Sunday, August 30, 2015

Centennial

This coming Thursday would have been my grandfather's 100th birthday.  For someone who can remember when he was fifty-six, it's nearly unfathomable to me how quickly forty-odd years can pass.  Then again, I'll be forty-nine in a couple of weeks and can recall with great clarity my first day in third grade...the very same age my pal, Danta, is this year.  His birthday is the day before mine, and I often tease him that since he was born earlier, he should be older.
"Yeah, but you were born in a different year, Kate," Danta always grins.  "That's why you'll always be older." His elfish smile reminds me of my grandfather's grin that's reflected in childhood photographs in which I'm tucked into Granddaddy's arms as he watches over me.
Since my return from California, memories from the past have been regularly revisiting me in dreams, in meditations, and in flashes of insight that come out of the dark and cast new light on how very far I've traveled in this lifetime.  I often wonder what my grandfather would have to say about where I've been, who I am now compared to who I was when he passed away in 1990.  Would he be confused about my choices?  Disappointed that life didn't turn out the way I had hoped?  Or would be as supportive now as he always was when I first flew out of the family nest and created one of my own?
It's hard to say.

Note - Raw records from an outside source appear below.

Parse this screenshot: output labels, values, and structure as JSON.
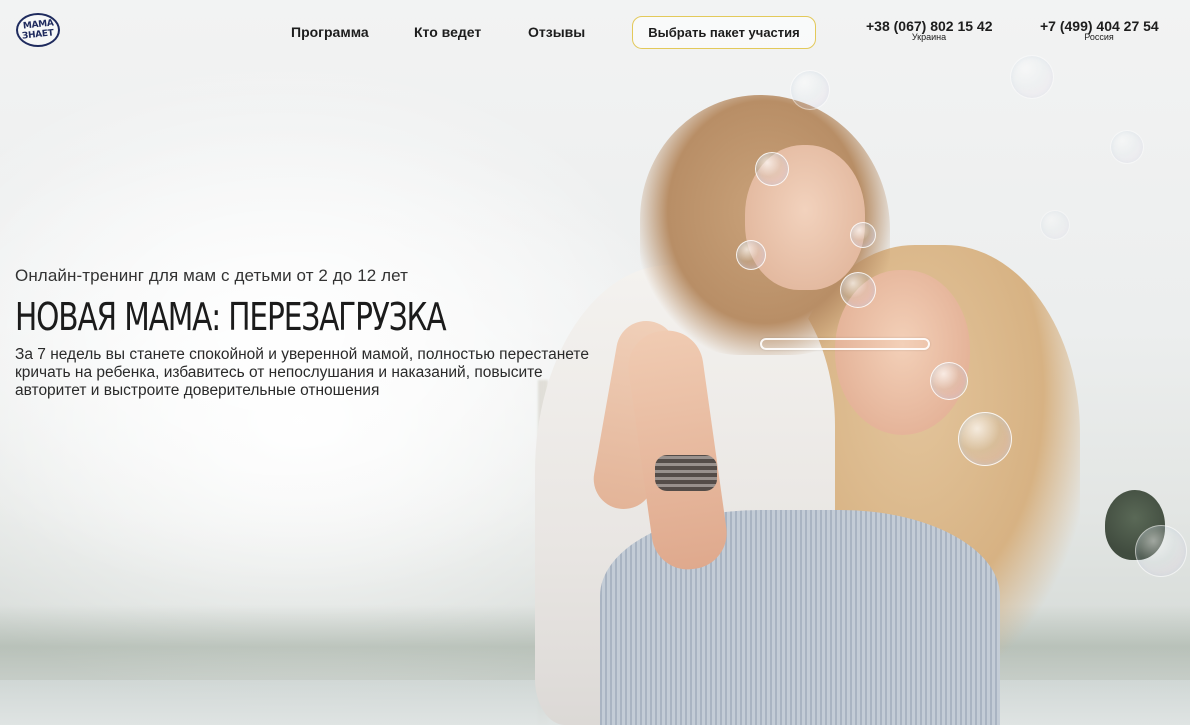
{
  "header": {
    "logo_lines": [
      "МАМА",
      "ЗНАЕТ"
    ],
    "nav": [
      {
        "label": "Программа"
      },
      {
        "label": "Кто ведет"
      },
      {
        "label": "Отзывы"
      }
    ],
    "cta_label": "Выбрать пакет участия",
    "phones": [
      {
        "number": "+38 (067) 802 15 42",
        "country": "Украина"
      },
      {
        "number": "+7 (499) 404 27 54",
        "country": "Россия"
      }
    ]
  },
  "hero": {
    "subtitle": "Онлайн-тренинг для мам с детьми от 2 до 12 лет",
    "title": "НОВАЯ МАМА: ПЕРЕЗАГРУЗКА",
    "description": "За 7 недель вы станете спокойной и уверенной мамой, полностью перестанете кричать на ребенка, избавитесь от непослушания и наказаний, повысите авторитет и выстроите доверительные отношения"
  },
  "colors": {
    "logo": "#1f2b5e",
    "cta_border": "#e3c95a",
    "text": "#1d1d1d"
  }
}
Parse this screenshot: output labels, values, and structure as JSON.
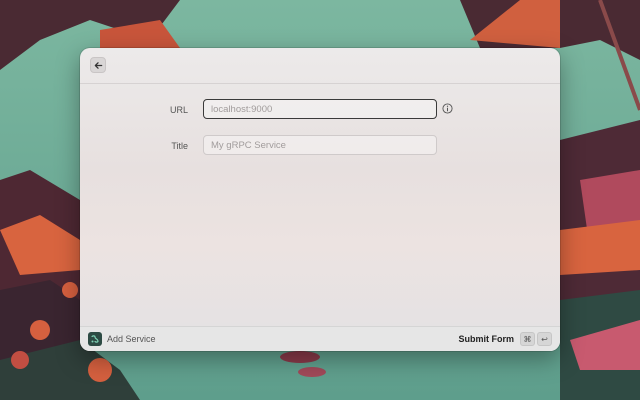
{
  "background": {
    "sky": "#6fae9a",
    "rock_dark": "#5b2f35",
    "rock_orange": "#d8643f",
    "rock_pink": "#b05062"
  },
  "topbar": {
    "back_icon": "arrow-left-icon"
  },
  "form": {
    "url": {
      "label": "URL",
      "placeholder": "localhost:9000",
      "info_icon": "info-icon"
    },
    "title": {
      "label": "Title",
      "placeholder": "My gRPC Service"
    }
  },
  "footer": {
    "extension_icon": "grpc-extension-icon",
    "title": "Add Service",
    "action_label": "Submit Form",
    "shortcut": {
      "modifier": "⌘",
      "key": "↩"
    }
  }
}
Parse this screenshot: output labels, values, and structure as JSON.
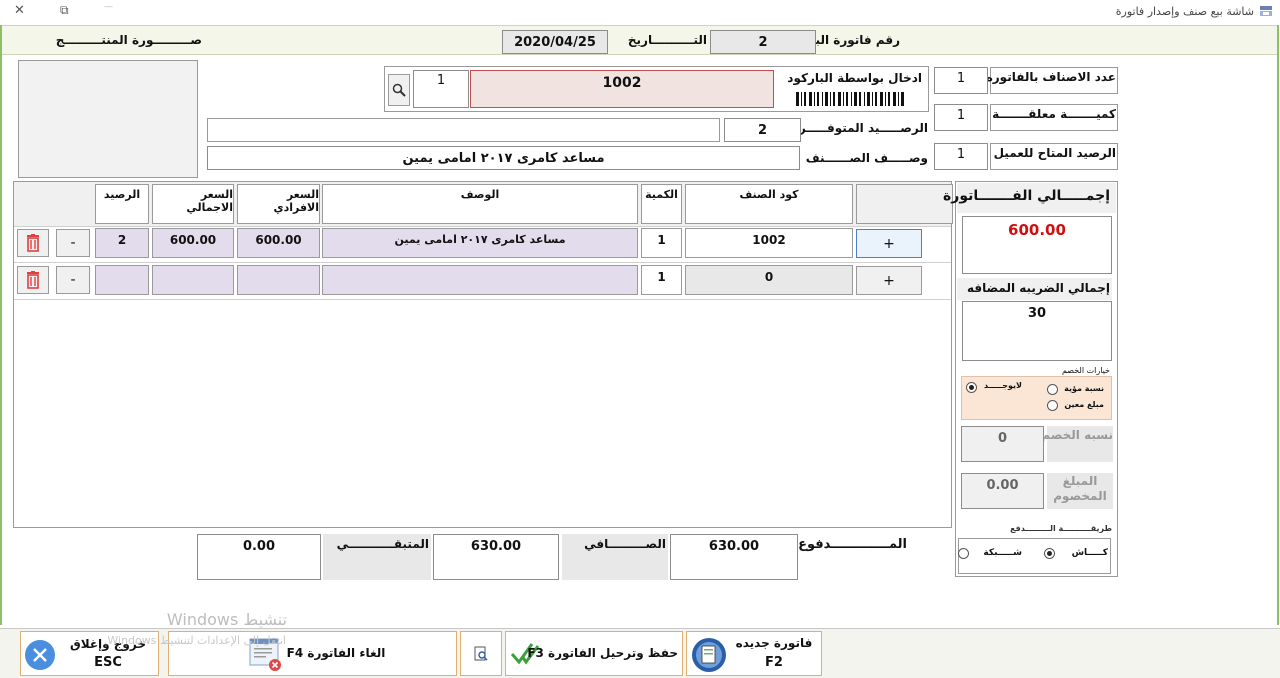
{
  "window": {
    "title": "شاشة بيع صنف وإصدار فاتورة",
    "close_glyph": "✕",
    "restore_glyph": "⧉",
    "minimize_glyph": "—"
  },
  "header": {
    "invoice_number_label": "رقم فاتورة البيع",
    "invoice_number": "2",
    "date_label": "التــــــــــاريخ",
    "date": "2020/04/25",
    "product_image_label": "صـــــــــورة المنتـــــــــج"
  },
  "entry": {
    "barcode_label": "ادخال بواسطة الباركود",
    "barcode_value": "1002",
    "quantity_value": "1",
    "available_balance_label": "الرصـــــيد المتوفـــــر",
    "available_balance": "2",
    "item_description_label": "وصـــــف الصــــــنف",
    "item_description": "مساعد كامرى ٢٠١٧ امامى يمين",
    "items_count_label": "عدد الاصناف بالفاتوره",
    "items_count": "1",
    "pending_qty_label": "كميـــــــة معلقـــــــة",
    "pending_qty": "1",
    "customer_balance_label": "الرصيد المتاح للعميل",
    "customer_balance": "1"
  },
  "grid": {
    "headers": {
      "code": "كود الصنف",
      "qty": "الكمية",
      "desc": "الوصف",
      "unit_price": "السعر الافرادي",
      "total_price": "السعر الاجمالي",
      "balance": "الرصيد"
    },
    "rows": [
      {
        "add": "+",
        "code": "1002",
        "qty": "1",
        "desc": "مساعد كامرى ٢٠١٧ امامى يمين",
        "unit_price": "600.00",
        "total_price": "600.00",
        "balance": "2",
        "remove": "-"
      },
      {
        "add": "+",
        "code": "0",
        "qty": "1",
        "desc": "",
        "unit_price": "",
        "total_price": "",
        "balance": "",
        "remove": "-"
      }
    ]
  },
  "totals": {
    "paid_label": "المـــــــــــــدفوع",
    "paid": "630.00",
    "net_label": "الصـــــــــافي",
    "net": "630.00",
    "remaining_label": "المتبقـــــــــــي",
    "remaining": "0.00"
  },
  "side": {
    "invoice_total_label": "إجمـــــالي الفـــــــاتورة",
    "invoice_total": "600.00",
    "tax_total_label": "إجمالي الضريبه المضافه",
    "tax_total": "30",
    "discount_options_label": "خيارات الخصم",
    "discount_none": "لايوجـــــد",
    "discount_percent": "نسبة مؤية",
    "discount_amount": "مبلغ معين",
    "discount_rate_label": "نسبه الخصم",
    "discount_rate": "0",
    "discount_value_label": "المبلغ المخصوم",
    "discount_value": "0.00",
    "payment_method_label": "طريقــــــــــة الـــــــــدفع",
    "payment_cash": "كـــــاش",
    "payment_network": "شـــــبكة"
  },
  "toolbar": {
    "new_invoice": "فاتورة جديده",
    "new_invoice_key": "F2",
    "save_invoice": "حفظ وترحيل الفاتورة F3",
    "cancel_invoice": "الغاء الفاتورة F4",
    "exit": "خروج وإغلاق",
    "exit_key": "ESC"
  },
  "watermark": {
    "line1": "تنشيط Windows",
    "line2": "انتقل إلى الإعدادات لتنشيط Windows."
  },
  "colors": {
    "accent_green": "#8bbf6a",
    "total_red": "#d01010",
    "lavender": "#e2dcec",
    "discount_bg": "#fbe6d6",
    "toolbar_border": "#e0b070"
  }
}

This world is a vastly different one since he left it, and not only because I still miss him.  I hardly recognize the social environment I'm subject to whenever I venture out into the public arena.  And when I turn on my computer to catch up on email and peruse the news on the internet, I'm often appalled by the way people behave, the way they post abusive comments or scrape the bottom of the social barrel to hammer home an opinion.  It makes me long for the days of social decorum (as opposed to uber-political correctness), kindness (as opposed to public shaming), and a healthy sense of self-control (as opposed to the "no holds barred" method of commentating). 
My grandfather endured a host of incomparable changes during his lifetime.  He was born on the cusp of World War I, came of age in The Great Depression, and served in the military during World War II.  He lived through The Cold War, The Koren War, The Vietnam War, and the assassinations of two Kennedys, and Martin Luther King.  Of course I didn't stand witness to the man he was during those experiences, but I was a keen observer of the man he became in middle-age and beyond.  When my family visited his paint and supply store in Huntington, West Virginia, I watched how he interacted with customers and other employees.  I marveled at his wit and wisdom when sharing an idea about a paint color or a "better way to build a mousetrap".  He was humorous and generous and gregarious -- a wonderful example to follow when I became a teacher in my early twenties. 
I was thinking about Granddaddy yesterday while walking at Secor Park, a newly re-discovered oasis in northwest Ohio.  As I meandered my way along the winding path, I wondered, What would Granddaddy think about the world we live in now?  Would he be appalled?  Would he have any words of wisdom for me as I struggle to find some meaning in the mayhem?  I don't really know, for it's impossible to put words into anyone's mouth, least of all a dear man who always surprised me with a clever one-liner of insight, revealing his razor-sharp clarity as well as an awareness of the unity of all things.
It's not that I put my grandfather on a pedestal.  I'm sure he had his foibles, although I can't recall any.  Throughout my childhood and beyond, he was my Yoda and my Gandalf and my Merlin, all rolled into one; a magical man who always made me feel loved.  That's a blessing I still lean on, now more than ever. 
So "Happy Birthday" to my wonderful Granddaddy.  Had he lived to be 100 I'm certain there would never be an end to his wisdom, humility, and kindness.  Then again, through all of those who knew and loved him, his magical influence will live on...forever.


With Granddaddy, circa 1967